Google now admits that they didn’t run the usual trials with external users (users outside of the Google intranet), as they normally do, and that mistake meant there were a lot of things that didn’t get checked “in the wild.” While Buzz was tested by 20,000 internal Google employees and others with access to the company’s intranet, it was not tested outside of that group, so they had no feedback from Internet users at large. Until launch, that is.
Now, amid controversy and backlash from users, Google is scrambling to make amends. Engineers and executives are gathered in a “war room” in the Mountain View, California headquarters of Google, reports the LA Times. Some changes have already been made and others are coming, all to appease privacy concerns and other user feedback.
Meanwhile, users continue to discuss Buzz and most often compare it to FriendFeed, which it most closely resembles. Most who make this comparison seem to think that Google copied all of the worst of FriendFeed‘s features and left the good stuff out.
If Google really wants to make Buzz better, they should probably listen to those concerns once they’ve completed dealing with the privacy issues. FriendFeed is a well-known service, but has become marginalized as users find it less and less useful.
Google Buzz was a good idea and could become something great in this space, but will need to incorporate some usability fixes first.
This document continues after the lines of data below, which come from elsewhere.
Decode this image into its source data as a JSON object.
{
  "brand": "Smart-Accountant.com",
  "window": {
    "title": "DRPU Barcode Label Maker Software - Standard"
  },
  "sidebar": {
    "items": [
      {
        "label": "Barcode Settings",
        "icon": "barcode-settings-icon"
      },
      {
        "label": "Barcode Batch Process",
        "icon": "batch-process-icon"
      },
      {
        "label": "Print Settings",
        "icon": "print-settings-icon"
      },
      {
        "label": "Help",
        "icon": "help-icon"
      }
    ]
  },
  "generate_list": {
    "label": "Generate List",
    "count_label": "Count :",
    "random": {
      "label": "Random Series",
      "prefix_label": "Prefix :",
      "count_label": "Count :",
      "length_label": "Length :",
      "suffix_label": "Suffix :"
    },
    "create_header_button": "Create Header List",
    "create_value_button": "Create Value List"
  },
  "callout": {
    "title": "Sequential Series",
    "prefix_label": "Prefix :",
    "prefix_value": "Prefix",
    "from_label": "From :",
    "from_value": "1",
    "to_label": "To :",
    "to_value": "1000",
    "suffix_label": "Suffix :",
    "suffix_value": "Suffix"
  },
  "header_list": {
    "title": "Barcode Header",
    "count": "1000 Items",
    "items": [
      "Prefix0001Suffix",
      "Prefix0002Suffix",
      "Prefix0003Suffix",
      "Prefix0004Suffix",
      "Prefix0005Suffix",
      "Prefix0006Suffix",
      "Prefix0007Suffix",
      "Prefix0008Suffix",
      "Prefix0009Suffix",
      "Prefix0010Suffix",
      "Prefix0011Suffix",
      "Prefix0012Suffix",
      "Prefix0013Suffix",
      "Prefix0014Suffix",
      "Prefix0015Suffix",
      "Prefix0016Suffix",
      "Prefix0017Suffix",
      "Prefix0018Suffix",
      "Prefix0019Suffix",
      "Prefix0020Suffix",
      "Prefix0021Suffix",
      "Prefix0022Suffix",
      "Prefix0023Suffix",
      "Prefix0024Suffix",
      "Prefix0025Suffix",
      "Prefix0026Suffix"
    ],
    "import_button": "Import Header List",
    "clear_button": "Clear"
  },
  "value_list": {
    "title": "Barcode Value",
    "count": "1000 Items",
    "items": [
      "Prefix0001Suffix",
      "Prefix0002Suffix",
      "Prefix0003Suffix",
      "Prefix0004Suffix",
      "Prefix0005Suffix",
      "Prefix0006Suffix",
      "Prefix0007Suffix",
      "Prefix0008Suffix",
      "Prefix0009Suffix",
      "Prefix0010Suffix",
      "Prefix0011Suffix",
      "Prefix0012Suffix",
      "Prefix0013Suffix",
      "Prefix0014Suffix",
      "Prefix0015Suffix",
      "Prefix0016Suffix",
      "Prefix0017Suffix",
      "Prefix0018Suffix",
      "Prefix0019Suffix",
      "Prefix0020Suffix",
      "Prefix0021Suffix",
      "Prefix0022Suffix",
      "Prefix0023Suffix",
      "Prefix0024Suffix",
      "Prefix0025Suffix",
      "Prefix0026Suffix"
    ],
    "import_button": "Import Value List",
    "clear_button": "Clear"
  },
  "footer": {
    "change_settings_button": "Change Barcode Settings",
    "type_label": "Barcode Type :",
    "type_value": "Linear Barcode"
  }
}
The biggest are filters and changes for those with large lists of friends, whose Buzz box right now fills quickly with no way to control what is “on top” and most relevant.